the torch Summer 2015, Issue 2 - Page 4

LETTER FROM THE PRESIDENT “Older than me; younger than me; older than me; younger than me.” – from New Yorker cartoon. An aging man reading obits at breakfast, ticking them off to his wife Ethics are “habits that lead to thriving.” Ethics is the study of the way things ought to be. Ethics are a central component of any happy, healthy and mature life. Ethics define who we are and give us identity. So do obituaries. Obituaries are an excellent way to set forth a personal ethics audit. Obituaries are a great reminder – it is never too late to be more honest, fairer, more responsible, more courageous and more loving. Well-written obituaries can be works of art. The lead sentence is critical. It sets the tone, summing up the central characteristic or accomplishment of the deceased. It grabs your attention. You want to know more about the individual.
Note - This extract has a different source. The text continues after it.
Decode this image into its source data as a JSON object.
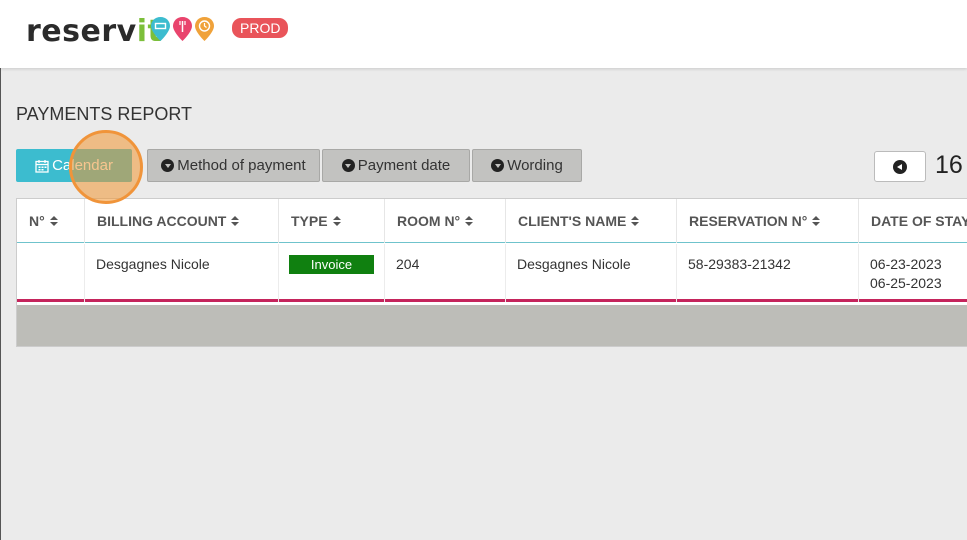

The following, inspired by my friend Gary Fernandes, will briefly summarize some thoughts and prejudices into a few, easy-to-follow rules to ensure the last words you write will at least be well written and 4 hopefully, well appreciated. 1. Do not, under any circumstances, include the phrases “died peacefully” or “after a long and courageous battle with …” anywhere in the obituary. 2. It is ok to say, “He or she died.”  Other euphemisms such as “ushered to the angels, graduated to Phase II of God’s eternal plan” cannot conceal the fact that we’re talking about the fact that someone died. 3. Limit the survived by stuff. It is OK to cite a spouse as well as surviving children. Refrain from naming every grandkid, nephew/niece, aunt/uncle. 4. You must say the cause of death. It’s part of the legacy. Do not leave us guessing. If you don’t say, the reader will guess, think the worst and likely get it wrong. One of my favorites is “Joe died after losing a battle with the kind of things that just make our bodies quit on us when we get on in years.” 5. Use humor. Humor is an important part of life, and there’s no reason it shouldn’t be included in death. For example: “He was a daredevil all his life. His last words were, ‘WATCH THIS!’” 6. Be truthful. After you’re gone it is time to focus on the truth. 7. Be succinct. You can do a pretty good job by crafting the three defining lines that sum up the person’s life. No eulogy ever praised one for the size of their home, or how extravagantly they lived. Many do mention individuals with character: they share acts of kindness; a listening ear, devotion to children. All are the essence of a life well lived. What are the three defining lines that sum up your life? Rowland K. Robinson President Baylor Health Care System Foundation Robinson@BaylorHealth.edu